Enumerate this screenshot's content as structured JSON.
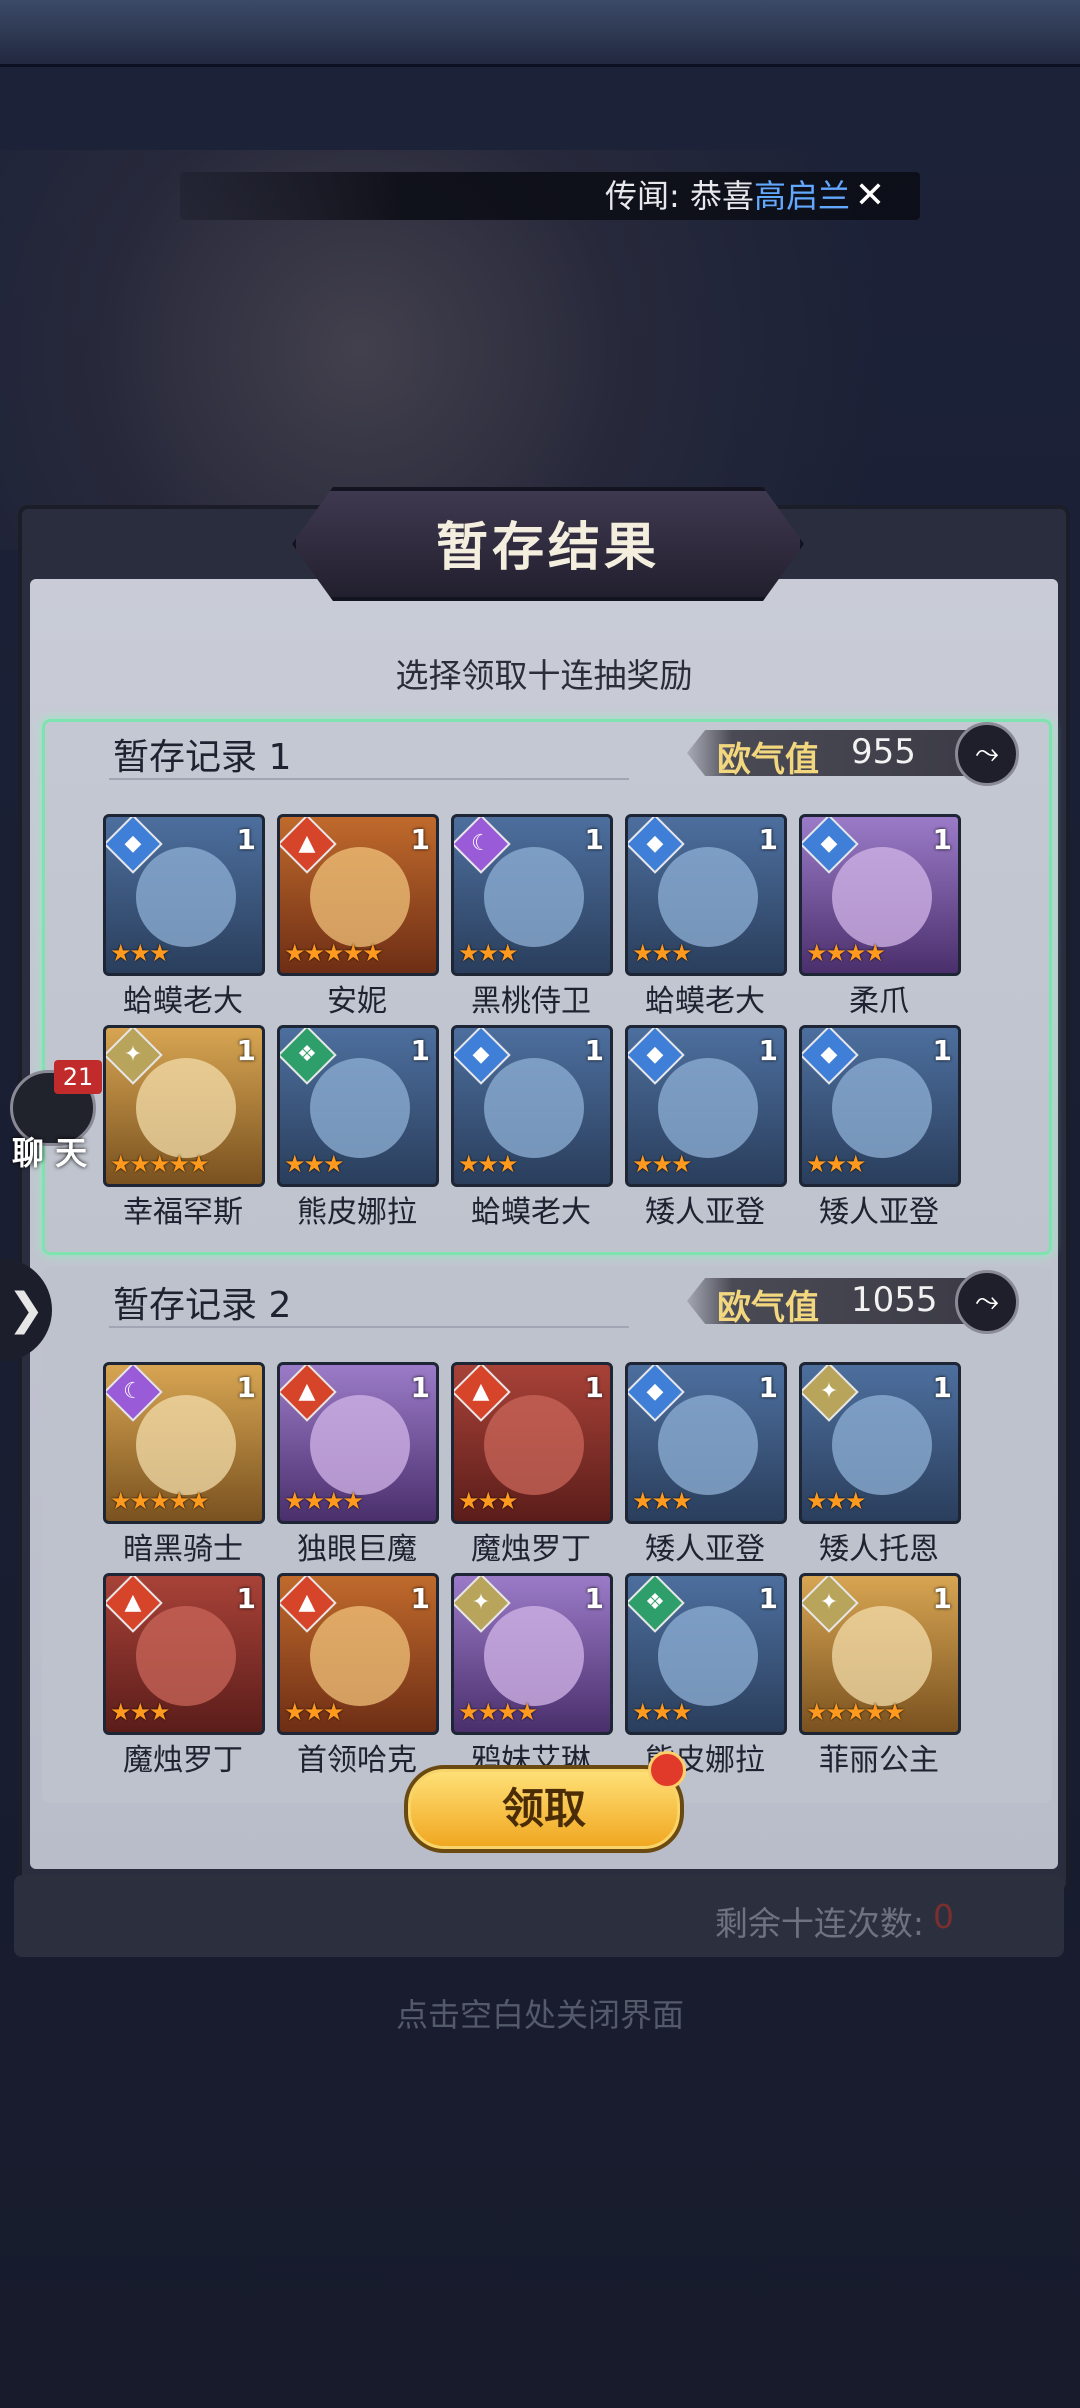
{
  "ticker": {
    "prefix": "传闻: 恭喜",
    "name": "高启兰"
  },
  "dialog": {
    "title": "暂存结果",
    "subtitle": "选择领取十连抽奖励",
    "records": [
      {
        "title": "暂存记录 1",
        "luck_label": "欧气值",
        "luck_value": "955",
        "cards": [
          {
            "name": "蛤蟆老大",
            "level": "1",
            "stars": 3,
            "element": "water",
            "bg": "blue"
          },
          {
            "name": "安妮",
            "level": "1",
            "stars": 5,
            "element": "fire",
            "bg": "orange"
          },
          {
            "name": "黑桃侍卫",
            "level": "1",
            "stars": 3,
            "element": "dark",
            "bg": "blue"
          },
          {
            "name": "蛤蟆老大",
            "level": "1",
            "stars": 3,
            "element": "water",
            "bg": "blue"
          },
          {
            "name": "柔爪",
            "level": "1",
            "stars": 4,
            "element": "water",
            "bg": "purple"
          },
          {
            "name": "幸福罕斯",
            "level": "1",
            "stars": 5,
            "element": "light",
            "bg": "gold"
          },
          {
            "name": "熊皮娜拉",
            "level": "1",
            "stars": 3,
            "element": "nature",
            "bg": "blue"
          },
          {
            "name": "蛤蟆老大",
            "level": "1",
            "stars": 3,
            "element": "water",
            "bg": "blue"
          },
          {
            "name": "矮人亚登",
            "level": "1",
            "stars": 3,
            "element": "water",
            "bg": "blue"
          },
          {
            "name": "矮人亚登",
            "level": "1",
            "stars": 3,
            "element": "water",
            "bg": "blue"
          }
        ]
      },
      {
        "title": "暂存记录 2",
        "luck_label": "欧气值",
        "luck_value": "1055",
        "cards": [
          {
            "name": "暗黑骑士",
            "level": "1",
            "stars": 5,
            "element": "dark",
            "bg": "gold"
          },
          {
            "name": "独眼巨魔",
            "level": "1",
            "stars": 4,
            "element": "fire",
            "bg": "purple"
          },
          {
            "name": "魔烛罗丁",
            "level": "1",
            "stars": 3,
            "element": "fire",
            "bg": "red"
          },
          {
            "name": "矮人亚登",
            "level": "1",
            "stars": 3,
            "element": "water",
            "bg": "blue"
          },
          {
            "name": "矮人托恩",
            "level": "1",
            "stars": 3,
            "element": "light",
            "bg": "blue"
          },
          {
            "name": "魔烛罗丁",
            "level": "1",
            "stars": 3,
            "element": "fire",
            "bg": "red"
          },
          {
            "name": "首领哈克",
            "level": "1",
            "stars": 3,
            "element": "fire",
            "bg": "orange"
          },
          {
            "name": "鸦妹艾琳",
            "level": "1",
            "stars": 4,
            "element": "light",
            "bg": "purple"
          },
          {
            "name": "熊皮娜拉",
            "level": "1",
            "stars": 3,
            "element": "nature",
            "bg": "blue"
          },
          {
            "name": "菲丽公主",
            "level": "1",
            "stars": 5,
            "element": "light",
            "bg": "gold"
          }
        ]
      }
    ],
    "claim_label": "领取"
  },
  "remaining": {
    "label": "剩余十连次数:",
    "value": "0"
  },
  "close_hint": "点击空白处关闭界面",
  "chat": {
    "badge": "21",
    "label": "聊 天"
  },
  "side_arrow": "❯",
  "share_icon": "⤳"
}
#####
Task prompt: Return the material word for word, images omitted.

Answer to this exercise:
Enumerate this screenshot's content as structured JSON.
{
  "ticker": {
    "prefix": "传闻: 恭喜",
    "name": "高启兰"
  },
  "dialog": {
    "title": "暂存结果",
    "subtitle": "选择领取十连抽奖励",
    "records": [
      {
        "title": "暂存记录 1",
        "luck_label": "欧气值",
        "luck_value": "955",
        "cards": [
          {
            "name": "蛤蟆老大",
            "level": "1",
            "stars": 3,
            "element": "water",
            "bg": "blue"
          },
          {
            "name": "安妮",
            "level": "1",
            "stars": 5,
            "element": "fire",
            "bg": "orange"
          },
          {
            "name": "黑桃侍卫",
            "level": "1",
            "stars": 3,
            "element": "dark",
            "bg": "blue"
          },
          {
            "name": "蛤蟆老大",
            "level": "1",
            "stars": 3,
            "element": "water",
            "bg": "blue"
          },
          {
            "name": "柔爪",
            "level": "1",
            "stars": 4,
            "element": "water",
            "bg": "purple"
          },
          {
            "name": "幸福罕斯",
            "level": "1",
            "stars": 5,
            "element": "light",
            "bg": "gold"
          },
          {
            "name": "熊皮娜拉",
            "level": "1",
            "stars": 3,
            "element": "nature",
            "bg": "blue"
          },
          {
            "name": "蛤蟆老大",
            "level": "1",
            "stars": 3,
            "element": "water",
            "bg": "blue"
          },
          {
            "name": "矮人亚登",
            "level": "1",
            "stars": 3,
            "element": "water",
            "bg": "blue"
          },
          {
            "name": "矮人亚登",
            "level": "1",
            "stars": 3,
            "element": "water",
            "bg": "blue"
          }
        ]
      },
      {
        "title": "暂存记录 2",
        "luck_label": "欧气值",
        "luck_value": "1055",
        "cards": [
          {
            "name": "暗黑骑士",
            "level": "1",
            "stars": 5,
            "element": "dark",
            "bg": "gold"
          },
          {
            "name": "独眼巨魔",
            "level": "1",
            "stars": 4,
            "element": "fire",
            "bg": "purple"
          },
          {
            "name": "魔烛罗丁",
            "level": "1",
            "stars": 3,
            "element": "fire",
            "bg": "red"
          },
          {
            "name": "矮人亚登",
            "level": "1",
            "stars": 3,
            "element": "water",
            "bg": "blue"
          },
          {
            "name": "矮人托恩",
            "level": "1",
            "stars": 3,
            "element": "light",
            "bg": "blue"
          },
          {
            "name": "魔烛罗丁",
            "level": "1",
            "stars": 3,
            "element": "fire",
            "bg": "red"
          },
          {
            "name": "首领哈克",
            "level": "1",
            "stars": 3,
            "element": "fire",
            "bg": "orange"
          },
          {
            "name": "鸦妹艾琳",
            "level": "1",
            "stars": 4,
            "element": "light",
            "bg": "purple"
          },
          {
            "name": "熊皮娜拉",
            "level": "1",
            "stars": 3,
            "element": "nature",
            "bg": "blue"
          },
          {
            "name": "菲丽公主",
            "level": "1",
            "stars": 5,
            "element": "light",
            "bg": "gold"
          }
        ]
      }
    ],
    "claim_label": "领取"
  },
  "remaining": {
    "label": "剩余十连次数:",
    "value": "0"
  },
  "close_hint": "点击空白处关闭界面",
  "chat": {
    "badge": "21",
    "label": "聊 天"
  },
  "side_arrow": "❯",
  "share_icon": "⤳"
}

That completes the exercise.